● **Exercise directions**
Go through the listing below and list every line with "title".

● **Dataset extract**
________
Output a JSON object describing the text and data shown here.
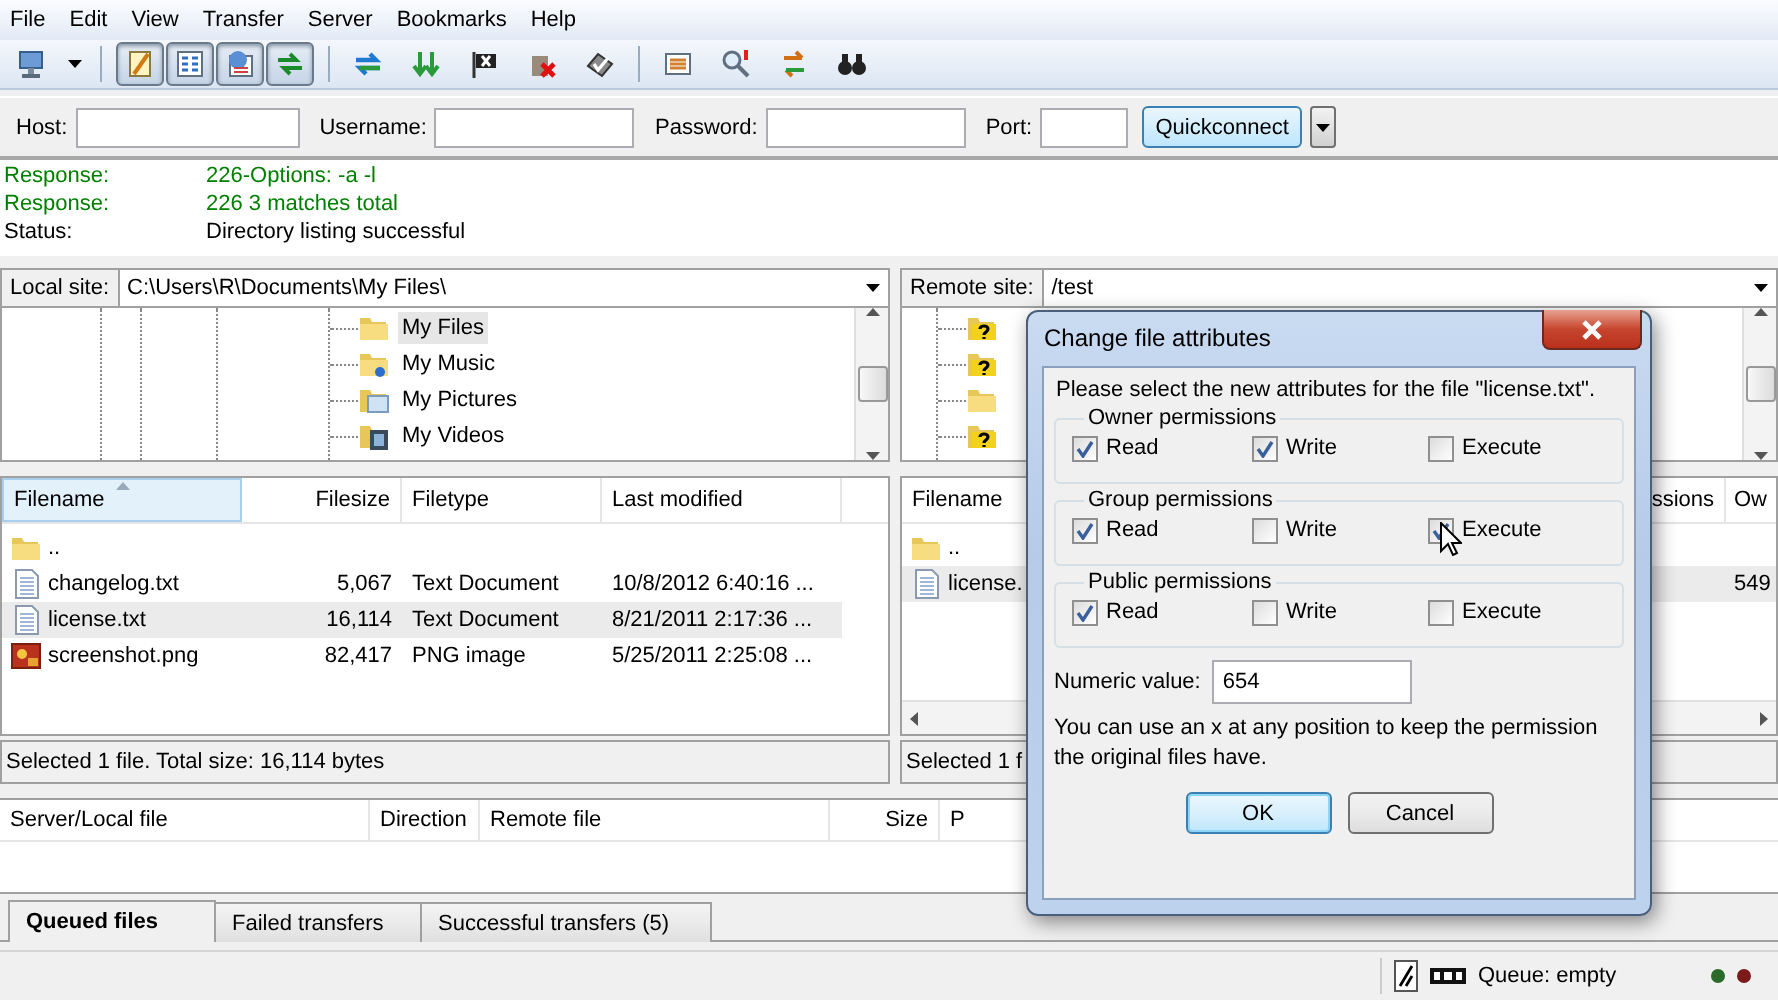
{
  "menu": [
    {
      "label": "File"
    },
    {
      "label": "Edit"
    },
    {
      "label": "View"
    },
    {
      "label": "Transfer"
    },
    {
      "label": "Server"
    },
    {
      "label": "Bookmarks"
    },
    {
      "label": "Help"
    }
  ],
  "view_toggles": [
    {
      "on": true
    },
    {
      "on": true
    },
    {
      "on": true
    },
    {
      "on": true
    }
  ],
  "quickconnect": {
    "fields": [
      {
        "label": "Host:"
      },
      {
        "label": "Username:"
      },
      {
        "label": "Password:"
      },
      {
        "label": "Port:"
      }
    ],
    "button": "Quickconnect"
  },
  "log": [
    {
      "kind": "response",
      "label": "Response:",
      "message": "226-Options: -a -l"
    },
    {
      "kind": "response",
      "label": "Response:",
      "message": "226 3 matches total"
    },
    {
      "kind": "status",
      "label": "Status:",
      "message": "Directory listing successful"
    }
  ],
  "local": {
    "label": "Local site:",
    "path": "C:\\Users\\R\\Documents\\My Files\\",
    "tree": [
      {
        "label": "My Files",
        "kind": "folder",
        "selected": true
      },
      {
        "label": "My Music",
        "kind": "music",
        "selected": false
      },
      {
        "label": "My Pictures",
        "kind": "pictures",
        "selected": false
      },
      {
        "label": "My Videos",
        "kind": "videos",
        "selected": false
      }
    ],
    "columns": [
      "Filename",
      "Filesize",
      "Filetype",
      "Last modified"
    ],
    "rows": [
      {
        "kind": "folder",
        "name": "..",
        "size": "",
        "type": "",
        "modified": "",
        "selected": false
      },
      {
        "kind": "text",
        "name": "changelog.txt",
        "size": "5,067",
        "type": "Text Document",
        "modified": "10/8/2012 6:40:16 ...",
        "selected": false
      },
      {
        "kind": "text",
        "name": "license.txt",
        "size": "16,114",
        "type": "Text Document",
        "modified": "8/21/2011 2:17:36 ...",
        "selected": true
      },
      {
        "kind": "image",
        "name": "screenshot.png",
        "size": "82,417",
        "type": "PNG image",
        "modified": "5/25/2011 2:25:08 ...",
        "selected": false
      }
    ],
    "status": "Selected 1 file. Total size: 16,114 bytes"
  },
  "remote": {
    "label": "Remote site:",
    "path": "/test",
    "tree": [
      {
        "kind": "unknown"
      },
      {
        "kind": "unknown"
      },
      {
        "kind": "folder"
      },
      {
        "kind": "unknown"
      }
    ],
    "columns": [
      "Filename",
      "ssions",
      "Ow"
    ],
    "rows": [
      {
        "kind": "folder",
        "name": "..",
        "owner": "",
        "selected": false
      },
      {
        "kind": "text",
        "name": "license.",
        "owner": "549",
        "selected": true
      }
    ],
    "status": "Selected 1 f"
  },
  "queue": {
    "columns": [
      "Server/Local file",
      "Direction",
      "Remote file",
      "Size",
      "P"
    ]
  },
  "tabs": [
    {
      "label": "Queued files",
      "selected": true
    },
    {
      "label": "Failed transfers",
      "selected": false
    },
    {
      "label": "Successful transfers (5)",
      "selected": false
    }
  ],
  "status_bar": {
    "queue": "Queue: empty"
  },
  "dialog": {
    "title": "Change file attributes",
    "intro": "Please select the new attributes for the file \"license.txt\".",
    "groups": [
      {
        "title": "Owner permissions",
        "options": [
          {
            "label": "Read",
            "checked": true
          },
          {
            "label": "Write",
            "checked": true
          },
          {
            "label": "Execute",
            "checked": false
          }
        ]
      },
      {
        "title": "Group permissions",
        "options": [
          {
            "label": "Read",
            "checked": true
          },
          {
            "label": "Write",
            "checked": false
          },
          {
            "label": "Execute",
            "checked": true
          }
        ]
      },
      {
        "title": "Public permissions",
        "options": [
          {
            "label": "Read",
            "checked": true
          },
          {
            "label": "Write",
            "checked": false
          },
          {
            "label": "Execute",
            "checked": false
          }
        ]
      }
    ],
    "numeric_label": "Numeric value:",
    "numeric_value": "654",
    "note": "You can use an x at any position to keep the permission the original files have.",
    "buttons": [
      {
        "label": "OK",
        "kind": "default"
      },
      {
        "label": "Cancel",
        "kind": "normal"
      }
    ]
  }
}
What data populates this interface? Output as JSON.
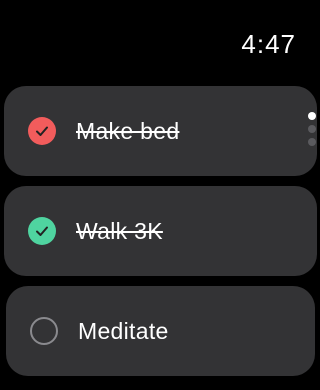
{
  "status_bar": {
    "time": "4:47"
  },
  "tasks": [
    {
      "label": "Make bed",
      "completed": true,
      "check_color": "#f25c5c"
    },
    {
      "label": "Walk 3K",
      "completed": true,
      "check_color": "#4fd4a0"
    },
    {
      "label": "Meditate",
      "completed": false,
      "check_color": "#8a8a8e"
    }
  ],
  "page_indicator": {
    "pages": 3,
    "current": 1
  },
  "colors": {
    "background": "#000000",
    "card": "#333335",
    "text": "#ffffff"
  }
}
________
● **Task solution**
    "title": "Change file attributes",
        "title": "Owner permissions",
        "title": "Group permissions",
        "title": "Public permissions",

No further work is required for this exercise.